* _What you need to do_
Pull each line holding the word "title" from the data.

** Material to process follows **

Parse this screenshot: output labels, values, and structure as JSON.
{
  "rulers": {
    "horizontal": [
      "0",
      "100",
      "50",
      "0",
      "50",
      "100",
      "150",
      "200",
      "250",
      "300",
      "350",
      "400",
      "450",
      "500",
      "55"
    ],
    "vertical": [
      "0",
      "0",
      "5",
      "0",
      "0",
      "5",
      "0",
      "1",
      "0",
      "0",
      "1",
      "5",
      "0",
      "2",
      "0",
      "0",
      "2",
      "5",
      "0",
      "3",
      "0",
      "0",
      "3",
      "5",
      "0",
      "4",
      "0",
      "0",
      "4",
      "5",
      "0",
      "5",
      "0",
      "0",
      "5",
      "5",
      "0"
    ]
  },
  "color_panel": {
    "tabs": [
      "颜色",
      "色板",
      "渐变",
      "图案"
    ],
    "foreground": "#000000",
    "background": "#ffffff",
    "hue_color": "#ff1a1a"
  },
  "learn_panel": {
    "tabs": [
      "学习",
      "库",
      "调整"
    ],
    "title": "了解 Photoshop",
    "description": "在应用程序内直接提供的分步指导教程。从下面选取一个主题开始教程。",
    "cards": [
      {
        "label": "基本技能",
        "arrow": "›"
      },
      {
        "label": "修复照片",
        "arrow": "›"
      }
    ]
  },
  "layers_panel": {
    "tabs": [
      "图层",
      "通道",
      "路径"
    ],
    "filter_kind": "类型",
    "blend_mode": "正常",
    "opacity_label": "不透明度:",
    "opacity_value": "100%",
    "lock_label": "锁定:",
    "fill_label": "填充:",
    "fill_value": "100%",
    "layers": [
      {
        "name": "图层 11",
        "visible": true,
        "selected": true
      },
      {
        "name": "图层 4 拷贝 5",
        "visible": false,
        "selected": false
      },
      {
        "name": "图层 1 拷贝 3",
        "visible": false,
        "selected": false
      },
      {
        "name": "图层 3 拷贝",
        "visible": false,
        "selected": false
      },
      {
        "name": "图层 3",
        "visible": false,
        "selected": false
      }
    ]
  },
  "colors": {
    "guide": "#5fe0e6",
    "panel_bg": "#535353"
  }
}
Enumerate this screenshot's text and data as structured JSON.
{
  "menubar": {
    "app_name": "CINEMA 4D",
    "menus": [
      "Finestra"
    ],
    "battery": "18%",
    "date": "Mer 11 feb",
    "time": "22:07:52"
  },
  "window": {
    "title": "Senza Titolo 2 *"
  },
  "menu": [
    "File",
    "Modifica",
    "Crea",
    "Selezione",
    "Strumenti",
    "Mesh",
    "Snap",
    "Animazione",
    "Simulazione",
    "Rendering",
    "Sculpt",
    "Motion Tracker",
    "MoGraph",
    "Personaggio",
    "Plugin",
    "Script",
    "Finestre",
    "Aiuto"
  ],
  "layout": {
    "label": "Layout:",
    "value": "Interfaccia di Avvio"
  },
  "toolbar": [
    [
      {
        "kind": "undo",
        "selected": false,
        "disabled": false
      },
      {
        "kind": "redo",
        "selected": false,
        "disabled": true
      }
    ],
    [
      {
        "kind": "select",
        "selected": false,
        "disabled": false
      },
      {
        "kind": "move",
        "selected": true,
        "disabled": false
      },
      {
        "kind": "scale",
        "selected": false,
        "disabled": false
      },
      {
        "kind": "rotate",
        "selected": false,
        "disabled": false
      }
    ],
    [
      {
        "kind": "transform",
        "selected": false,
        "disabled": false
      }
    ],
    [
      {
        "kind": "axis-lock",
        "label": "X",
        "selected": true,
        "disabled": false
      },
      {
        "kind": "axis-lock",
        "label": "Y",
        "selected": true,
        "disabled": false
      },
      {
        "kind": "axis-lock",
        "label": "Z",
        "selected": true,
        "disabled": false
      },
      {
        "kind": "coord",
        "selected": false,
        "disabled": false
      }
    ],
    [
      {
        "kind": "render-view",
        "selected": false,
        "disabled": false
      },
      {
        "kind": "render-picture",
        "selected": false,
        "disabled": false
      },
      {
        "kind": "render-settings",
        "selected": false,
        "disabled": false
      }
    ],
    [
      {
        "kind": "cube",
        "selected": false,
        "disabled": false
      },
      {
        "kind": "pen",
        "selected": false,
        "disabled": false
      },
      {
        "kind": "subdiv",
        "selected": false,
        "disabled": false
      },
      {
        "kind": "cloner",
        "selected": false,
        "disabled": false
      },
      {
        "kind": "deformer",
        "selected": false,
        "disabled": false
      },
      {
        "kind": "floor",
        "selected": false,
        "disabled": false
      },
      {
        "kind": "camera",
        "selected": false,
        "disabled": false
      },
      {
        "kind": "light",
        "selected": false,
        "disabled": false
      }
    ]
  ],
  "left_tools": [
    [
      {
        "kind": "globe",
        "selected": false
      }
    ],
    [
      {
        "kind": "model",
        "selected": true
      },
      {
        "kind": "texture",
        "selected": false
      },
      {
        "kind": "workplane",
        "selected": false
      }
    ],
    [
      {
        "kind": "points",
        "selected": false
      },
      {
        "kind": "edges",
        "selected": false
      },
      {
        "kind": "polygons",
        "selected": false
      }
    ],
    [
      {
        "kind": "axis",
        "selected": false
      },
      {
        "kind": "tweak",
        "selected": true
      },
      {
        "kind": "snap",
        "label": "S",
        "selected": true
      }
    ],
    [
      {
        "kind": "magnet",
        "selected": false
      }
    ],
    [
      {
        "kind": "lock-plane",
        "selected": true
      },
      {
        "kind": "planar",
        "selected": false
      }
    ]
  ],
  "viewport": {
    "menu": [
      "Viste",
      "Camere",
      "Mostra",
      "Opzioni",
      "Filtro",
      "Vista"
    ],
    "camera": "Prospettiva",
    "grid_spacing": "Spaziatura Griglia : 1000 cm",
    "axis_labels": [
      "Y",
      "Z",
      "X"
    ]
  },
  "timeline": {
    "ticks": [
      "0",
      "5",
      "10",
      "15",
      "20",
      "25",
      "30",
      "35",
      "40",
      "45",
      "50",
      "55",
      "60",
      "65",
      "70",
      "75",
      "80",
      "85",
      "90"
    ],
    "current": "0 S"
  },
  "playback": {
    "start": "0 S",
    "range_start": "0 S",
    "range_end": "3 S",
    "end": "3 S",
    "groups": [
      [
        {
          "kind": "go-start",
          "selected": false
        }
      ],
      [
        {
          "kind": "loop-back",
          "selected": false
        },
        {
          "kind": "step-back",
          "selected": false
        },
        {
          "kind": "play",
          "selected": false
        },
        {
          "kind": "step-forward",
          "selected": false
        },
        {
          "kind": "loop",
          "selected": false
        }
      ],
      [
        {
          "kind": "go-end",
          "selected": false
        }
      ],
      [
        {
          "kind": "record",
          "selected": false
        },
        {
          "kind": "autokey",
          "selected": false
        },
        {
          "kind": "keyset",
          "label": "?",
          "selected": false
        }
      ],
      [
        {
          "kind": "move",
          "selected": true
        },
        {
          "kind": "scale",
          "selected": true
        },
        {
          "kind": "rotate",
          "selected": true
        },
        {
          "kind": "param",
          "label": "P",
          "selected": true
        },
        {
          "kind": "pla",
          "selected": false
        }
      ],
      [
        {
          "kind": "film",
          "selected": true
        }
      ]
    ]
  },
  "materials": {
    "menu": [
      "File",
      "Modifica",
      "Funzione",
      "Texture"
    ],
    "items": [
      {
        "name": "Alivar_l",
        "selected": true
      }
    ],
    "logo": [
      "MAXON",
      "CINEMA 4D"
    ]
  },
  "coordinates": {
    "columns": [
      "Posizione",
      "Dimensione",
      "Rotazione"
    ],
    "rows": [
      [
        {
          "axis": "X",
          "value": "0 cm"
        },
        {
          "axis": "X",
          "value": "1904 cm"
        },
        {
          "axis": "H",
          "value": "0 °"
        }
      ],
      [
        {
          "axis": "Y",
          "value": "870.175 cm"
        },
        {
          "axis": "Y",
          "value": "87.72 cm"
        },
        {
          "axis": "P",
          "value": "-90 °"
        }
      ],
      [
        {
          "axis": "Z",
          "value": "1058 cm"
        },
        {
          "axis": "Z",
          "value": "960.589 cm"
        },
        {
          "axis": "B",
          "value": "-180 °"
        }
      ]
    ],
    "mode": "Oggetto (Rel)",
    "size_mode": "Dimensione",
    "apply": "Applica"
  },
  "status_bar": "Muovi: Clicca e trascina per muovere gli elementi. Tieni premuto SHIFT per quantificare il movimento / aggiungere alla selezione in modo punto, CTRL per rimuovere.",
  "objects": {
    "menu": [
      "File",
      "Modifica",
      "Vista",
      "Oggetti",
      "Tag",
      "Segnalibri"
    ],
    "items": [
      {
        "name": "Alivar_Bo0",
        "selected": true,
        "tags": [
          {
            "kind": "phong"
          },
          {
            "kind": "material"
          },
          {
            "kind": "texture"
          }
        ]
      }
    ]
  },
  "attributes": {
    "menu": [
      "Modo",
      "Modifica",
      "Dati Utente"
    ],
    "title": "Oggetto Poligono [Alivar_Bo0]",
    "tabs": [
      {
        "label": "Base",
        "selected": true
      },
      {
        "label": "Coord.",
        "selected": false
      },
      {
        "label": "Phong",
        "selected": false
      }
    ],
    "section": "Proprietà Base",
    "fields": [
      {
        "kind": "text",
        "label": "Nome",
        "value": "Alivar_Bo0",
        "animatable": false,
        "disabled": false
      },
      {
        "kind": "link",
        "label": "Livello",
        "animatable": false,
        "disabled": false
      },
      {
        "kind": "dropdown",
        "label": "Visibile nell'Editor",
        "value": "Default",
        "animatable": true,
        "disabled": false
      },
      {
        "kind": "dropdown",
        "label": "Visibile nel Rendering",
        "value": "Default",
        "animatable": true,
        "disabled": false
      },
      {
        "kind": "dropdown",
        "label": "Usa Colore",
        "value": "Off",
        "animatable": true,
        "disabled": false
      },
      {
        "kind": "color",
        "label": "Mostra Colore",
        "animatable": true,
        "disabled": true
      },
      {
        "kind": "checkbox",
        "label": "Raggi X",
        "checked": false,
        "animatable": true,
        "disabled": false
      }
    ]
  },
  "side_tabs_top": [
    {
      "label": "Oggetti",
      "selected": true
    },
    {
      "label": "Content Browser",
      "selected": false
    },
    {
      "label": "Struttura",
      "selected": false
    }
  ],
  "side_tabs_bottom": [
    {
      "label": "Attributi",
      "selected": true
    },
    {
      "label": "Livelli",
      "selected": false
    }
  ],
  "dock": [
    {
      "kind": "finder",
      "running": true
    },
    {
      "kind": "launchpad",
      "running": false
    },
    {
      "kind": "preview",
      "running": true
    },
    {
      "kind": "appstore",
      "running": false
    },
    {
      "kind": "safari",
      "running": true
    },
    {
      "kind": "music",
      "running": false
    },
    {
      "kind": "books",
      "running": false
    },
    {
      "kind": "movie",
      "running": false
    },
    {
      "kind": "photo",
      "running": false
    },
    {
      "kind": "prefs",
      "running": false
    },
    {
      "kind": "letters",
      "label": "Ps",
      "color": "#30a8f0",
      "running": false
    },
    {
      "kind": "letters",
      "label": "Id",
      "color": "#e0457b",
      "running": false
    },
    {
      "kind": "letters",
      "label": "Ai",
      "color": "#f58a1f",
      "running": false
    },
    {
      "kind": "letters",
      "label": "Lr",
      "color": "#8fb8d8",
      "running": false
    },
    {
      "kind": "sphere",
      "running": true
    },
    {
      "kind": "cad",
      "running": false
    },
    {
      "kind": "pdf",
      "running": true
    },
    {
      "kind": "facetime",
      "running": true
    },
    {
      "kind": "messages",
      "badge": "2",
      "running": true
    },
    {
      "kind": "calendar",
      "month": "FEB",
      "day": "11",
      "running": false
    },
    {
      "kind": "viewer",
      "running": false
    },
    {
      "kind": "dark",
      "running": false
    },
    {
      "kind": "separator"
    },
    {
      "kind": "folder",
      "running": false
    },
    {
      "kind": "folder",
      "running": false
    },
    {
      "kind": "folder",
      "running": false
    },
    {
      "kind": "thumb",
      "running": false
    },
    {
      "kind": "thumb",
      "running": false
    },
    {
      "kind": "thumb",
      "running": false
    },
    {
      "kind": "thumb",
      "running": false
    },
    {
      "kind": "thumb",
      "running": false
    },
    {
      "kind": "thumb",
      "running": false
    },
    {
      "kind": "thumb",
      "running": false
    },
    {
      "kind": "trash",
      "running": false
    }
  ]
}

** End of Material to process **

* _Solved problem_
    "title": "了解 Photoshop",
    "title": "Senza Titolo 2 *"
    "title": "Oggetto Poligono [Alivar_Bo0]",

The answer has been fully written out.